My favorite Hebrew word is melafefon. It means cucumber. An exotic-sounding, complicated, delicious mouthful of a word for such a plain and greenly simple vegetable. I try to say it as often as I can when I’m in Israel – my kids love cucumbers, so that helps. Where are the melafefonim? at the supermarket. Do you have melafefonim? at the restaurant. And today, we were supposed to pick melafefonim at the fields near Rehovot.
But there are no bomb shelters in open fields. No protected rooms, or walls to crouch against. The best you can do is lie down flat and cover your head with your hands. That way if the shrapnel falls it’ll hurt your hands and not your head.
Too risky. So we didn’t go.
Actually, I’m not sure if it was cucumbers we were going to pick. Perhaps it was bright tomatoes. Or green peas. Or plumply purple eggplants. We were going to pick vegetables in the hot Israeli sun as part of my son’s bar mitzvah. To give back. To do a mitzvah. We wanted to be outside, together, kids and grown-ups, littles and bigs, and harvest x number of pounds of veggies to be distributed to families in need in Israel.
But I couldn’t do it.
And I’ve been doing it all: camel riding in the desert, kayaking on the Jordan, the markets in Jaffa and Jerusalem. Not knowing if the sirens would wail in Tel Aviv or further north. They are relentless in the south. Some mornings have found us in the bomb shelter in various states of dress (or undress), and some have been eerily quiet – or maybe we just don’t hear the sirens when we’re in the sea. A week has become 20 days and 43 fallen soldiers. Terrifying cries of anti-Semitism and the most blatant anti-Israel rhetoric I thought I’d never read or watch from countries I feel scared to call home.
I’ve seen the smoke trail from Iron Dome interceptions, heard the booms as rockets hit the ground, cried for the beautifully brave soldiers we’ve lost. I’ve dragged my children to the beach – where there are no shelters, and even when they’ve had enough sun and sand, because there are too many children stuck all day in bomb shelters in areas near Gaza, where the rockets fly too frequently and the risks are not just possible, they are likely.
I’ve learnt Hebrew words I didn’t even know existed: azakah (alert), mamad (protected room), Kipat Barzel (Iron Dome).

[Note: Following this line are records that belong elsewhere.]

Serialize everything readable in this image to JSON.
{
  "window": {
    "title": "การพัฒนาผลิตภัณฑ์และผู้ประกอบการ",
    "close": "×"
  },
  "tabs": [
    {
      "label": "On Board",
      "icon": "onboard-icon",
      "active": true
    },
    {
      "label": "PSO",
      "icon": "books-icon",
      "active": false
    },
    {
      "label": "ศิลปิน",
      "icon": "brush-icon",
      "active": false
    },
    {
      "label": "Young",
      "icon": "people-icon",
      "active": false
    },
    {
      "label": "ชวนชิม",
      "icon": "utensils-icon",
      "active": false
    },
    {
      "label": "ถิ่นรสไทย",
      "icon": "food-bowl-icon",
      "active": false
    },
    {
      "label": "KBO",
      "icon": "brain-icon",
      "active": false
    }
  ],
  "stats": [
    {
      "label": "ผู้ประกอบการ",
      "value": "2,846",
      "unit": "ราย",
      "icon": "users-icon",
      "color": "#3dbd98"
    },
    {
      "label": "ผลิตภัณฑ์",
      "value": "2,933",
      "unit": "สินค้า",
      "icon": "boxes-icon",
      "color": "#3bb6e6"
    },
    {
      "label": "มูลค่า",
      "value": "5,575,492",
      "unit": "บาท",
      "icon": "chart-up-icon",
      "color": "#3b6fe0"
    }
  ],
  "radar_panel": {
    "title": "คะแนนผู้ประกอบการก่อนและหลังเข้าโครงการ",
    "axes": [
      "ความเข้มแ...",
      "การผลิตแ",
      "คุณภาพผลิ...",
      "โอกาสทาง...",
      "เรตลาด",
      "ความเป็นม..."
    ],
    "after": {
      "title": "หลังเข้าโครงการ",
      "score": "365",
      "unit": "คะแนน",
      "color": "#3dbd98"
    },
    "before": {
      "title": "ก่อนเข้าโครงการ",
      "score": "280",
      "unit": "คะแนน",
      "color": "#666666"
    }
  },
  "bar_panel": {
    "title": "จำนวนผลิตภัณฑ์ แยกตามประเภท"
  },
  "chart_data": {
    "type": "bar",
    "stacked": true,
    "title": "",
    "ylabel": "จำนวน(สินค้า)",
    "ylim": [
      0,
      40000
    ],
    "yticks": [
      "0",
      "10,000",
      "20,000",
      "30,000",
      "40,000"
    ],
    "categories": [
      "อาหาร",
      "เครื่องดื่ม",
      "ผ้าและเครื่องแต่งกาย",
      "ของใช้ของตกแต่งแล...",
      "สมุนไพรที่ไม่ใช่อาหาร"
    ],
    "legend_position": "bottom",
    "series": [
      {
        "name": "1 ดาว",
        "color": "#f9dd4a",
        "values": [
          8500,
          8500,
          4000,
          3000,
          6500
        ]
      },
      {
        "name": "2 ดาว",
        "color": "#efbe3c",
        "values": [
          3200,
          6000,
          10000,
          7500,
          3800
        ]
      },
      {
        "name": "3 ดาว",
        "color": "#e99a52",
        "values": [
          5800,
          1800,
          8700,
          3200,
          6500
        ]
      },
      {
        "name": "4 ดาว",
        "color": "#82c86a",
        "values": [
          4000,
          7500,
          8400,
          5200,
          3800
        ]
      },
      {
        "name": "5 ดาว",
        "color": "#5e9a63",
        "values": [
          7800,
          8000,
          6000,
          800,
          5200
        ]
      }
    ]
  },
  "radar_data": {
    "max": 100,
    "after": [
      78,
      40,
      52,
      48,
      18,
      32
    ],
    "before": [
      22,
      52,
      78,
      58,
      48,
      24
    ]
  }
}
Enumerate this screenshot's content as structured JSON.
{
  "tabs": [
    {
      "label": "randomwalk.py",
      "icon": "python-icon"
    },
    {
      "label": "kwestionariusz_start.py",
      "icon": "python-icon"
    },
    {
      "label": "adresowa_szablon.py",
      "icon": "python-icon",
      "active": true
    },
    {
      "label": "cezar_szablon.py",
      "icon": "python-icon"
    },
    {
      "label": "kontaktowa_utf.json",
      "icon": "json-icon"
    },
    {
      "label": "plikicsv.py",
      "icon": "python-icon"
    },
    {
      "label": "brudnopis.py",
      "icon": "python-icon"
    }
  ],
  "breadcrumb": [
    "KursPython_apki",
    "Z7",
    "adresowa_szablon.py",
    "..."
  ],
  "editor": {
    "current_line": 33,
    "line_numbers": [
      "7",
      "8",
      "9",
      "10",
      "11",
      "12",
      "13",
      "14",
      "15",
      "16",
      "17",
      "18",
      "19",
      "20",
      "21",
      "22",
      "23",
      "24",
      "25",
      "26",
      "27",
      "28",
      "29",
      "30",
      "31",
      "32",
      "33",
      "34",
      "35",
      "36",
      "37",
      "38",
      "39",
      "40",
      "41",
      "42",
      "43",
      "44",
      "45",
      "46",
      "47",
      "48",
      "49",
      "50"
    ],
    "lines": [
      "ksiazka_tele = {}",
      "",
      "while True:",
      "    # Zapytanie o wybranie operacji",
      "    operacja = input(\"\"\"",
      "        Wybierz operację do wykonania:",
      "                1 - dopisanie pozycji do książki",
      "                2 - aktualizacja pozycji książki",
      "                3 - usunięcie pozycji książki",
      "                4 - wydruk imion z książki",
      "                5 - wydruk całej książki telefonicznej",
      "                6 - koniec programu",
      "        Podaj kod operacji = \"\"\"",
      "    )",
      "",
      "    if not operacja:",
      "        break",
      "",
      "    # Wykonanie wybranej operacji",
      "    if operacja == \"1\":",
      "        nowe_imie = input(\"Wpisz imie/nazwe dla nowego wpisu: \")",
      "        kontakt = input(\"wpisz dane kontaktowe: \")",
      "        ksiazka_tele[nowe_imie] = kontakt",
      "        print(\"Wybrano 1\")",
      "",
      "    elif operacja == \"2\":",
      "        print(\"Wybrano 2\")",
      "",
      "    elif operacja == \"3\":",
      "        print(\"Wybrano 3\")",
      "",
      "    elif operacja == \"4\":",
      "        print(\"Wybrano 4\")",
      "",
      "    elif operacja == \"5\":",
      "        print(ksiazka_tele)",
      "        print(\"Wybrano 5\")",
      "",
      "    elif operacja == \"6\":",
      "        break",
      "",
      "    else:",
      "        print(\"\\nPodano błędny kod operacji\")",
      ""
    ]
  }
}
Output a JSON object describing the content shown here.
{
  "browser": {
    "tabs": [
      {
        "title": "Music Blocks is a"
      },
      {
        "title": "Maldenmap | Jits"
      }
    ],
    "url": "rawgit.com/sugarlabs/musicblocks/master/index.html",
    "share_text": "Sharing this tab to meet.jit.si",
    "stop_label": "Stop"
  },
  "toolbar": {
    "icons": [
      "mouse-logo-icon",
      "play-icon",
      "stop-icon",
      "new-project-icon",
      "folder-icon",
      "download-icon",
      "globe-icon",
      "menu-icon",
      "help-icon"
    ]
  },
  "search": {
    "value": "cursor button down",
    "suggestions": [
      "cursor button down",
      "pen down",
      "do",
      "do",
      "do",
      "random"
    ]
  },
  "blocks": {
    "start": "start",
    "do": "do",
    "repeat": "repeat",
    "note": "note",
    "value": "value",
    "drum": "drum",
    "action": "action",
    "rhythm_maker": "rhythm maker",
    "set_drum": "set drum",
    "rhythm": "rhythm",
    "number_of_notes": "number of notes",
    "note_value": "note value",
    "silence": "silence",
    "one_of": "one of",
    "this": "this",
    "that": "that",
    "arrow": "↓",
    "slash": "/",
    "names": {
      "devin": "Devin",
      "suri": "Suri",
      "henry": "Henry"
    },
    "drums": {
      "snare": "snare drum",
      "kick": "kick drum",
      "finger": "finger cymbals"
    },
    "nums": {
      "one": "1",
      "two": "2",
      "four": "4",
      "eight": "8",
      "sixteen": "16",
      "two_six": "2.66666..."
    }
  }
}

I’ve noticed a change – subtle but definite – in the very air around me. On the beach. In the restaurants. Walking outside. The usually noisy, argumentative, full-of-life-and-love Israelis are quiet, preoccupied. Their smiles are tense and their eyes are sad. But determined. They are resolute. Strong.
I’ve been hanging on to that strength. That resolve. So happy to be here – any time and with anyone, but especially now and with my children. I’ve been determined to show them the country I love, no matter what. Determined to celebrate my son’s bar mitzvah mostly the way we imagined. I’ve been hugged in an aura of love and appreciation and even slight bewilderment by Israeli family and friends who can’t believe we’re still here, but are so delighted we are. As if we’d be anywhere else.
I’ve been determined that nothing will stop us. Life continues. This is how it is here. We will celebrate, and be together, and pick cucumbers.
But I couldn’t do it.
I couldn’t ask 23 people to meet us in an open field, with no shelter nearby. I couldn’t take my own four children into a situation so obviously unsafe, where the best they could do if they heard a siren would be to lie on the earth with their hands on their heads. And pray.
I couldn’t do it, and I felt worn down. Beaten. That tenacious determination slowly draining ounce by painful ounce out of my fingertips, my mouth, my heart as I canceled our field trip with a sigh of resignation, deep disappointment, sadness. This is how it is.
“What are we doing today, Mom?” they chirped in anticipation. Big eyes, bright voices, adventurous spirits.
I lifted my chin. Took a breath. Inflated my heart.
We did not go to the fields today – but I am determined, before we return to California in August, to pick melafefonim. With my children. In Israel.